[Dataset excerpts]
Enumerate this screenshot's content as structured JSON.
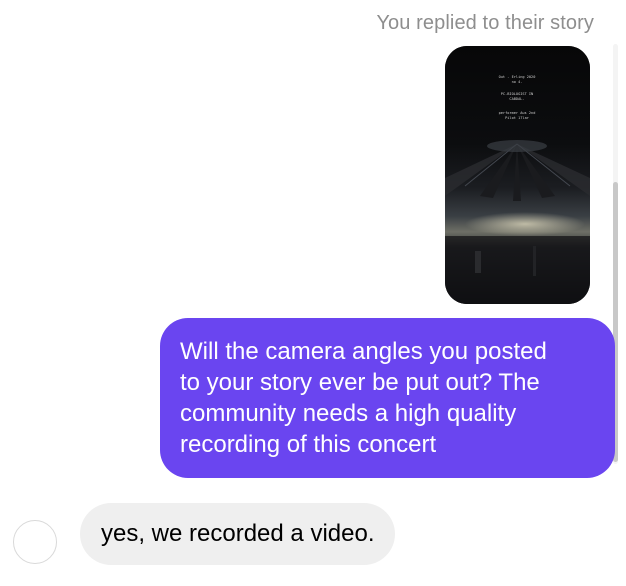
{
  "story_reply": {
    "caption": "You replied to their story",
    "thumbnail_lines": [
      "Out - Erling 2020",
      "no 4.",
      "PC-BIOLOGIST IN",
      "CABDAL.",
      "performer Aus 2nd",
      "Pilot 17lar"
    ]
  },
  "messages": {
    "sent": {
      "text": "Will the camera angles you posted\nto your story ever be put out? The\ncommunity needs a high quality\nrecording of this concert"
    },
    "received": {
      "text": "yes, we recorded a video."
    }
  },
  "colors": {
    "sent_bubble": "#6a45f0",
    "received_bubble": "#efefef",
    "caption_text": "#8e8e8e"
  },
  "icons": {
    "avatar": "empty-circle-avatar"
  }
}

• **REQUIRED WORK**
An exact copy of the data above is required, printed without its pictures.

• **WORKED SOLUTION**
Enumerate this screenshot's content as structured JSON.
{
  "story_reply": {
    "caption": "You replied to their story",
    "thumbnail_lines": [
      "Out - Erling 2020",
      "no 4.",
      "PC-BIOLOGIST IN",
      "CABDAL.",
      "performer Aus 2nd",
      "Pilot 17lar"
    ]
  },
  "messages": {
    "sent": {
      "text": "Will the camera angles you posted\nto your story ever be put out? The\ncommunity needs a high quality\nrecording of this concert"
    },
    "received": {
      "text": "yes, we recorded a video."
    }
  },
  "colors": {
    "sent_bubble": "#6a45f0",
    "received_bubble": "#efefef",
    "caption_text": "#8e8e8e"
  },
  "icons": {
    "avatar": "empty-circle-avatar"
  }
}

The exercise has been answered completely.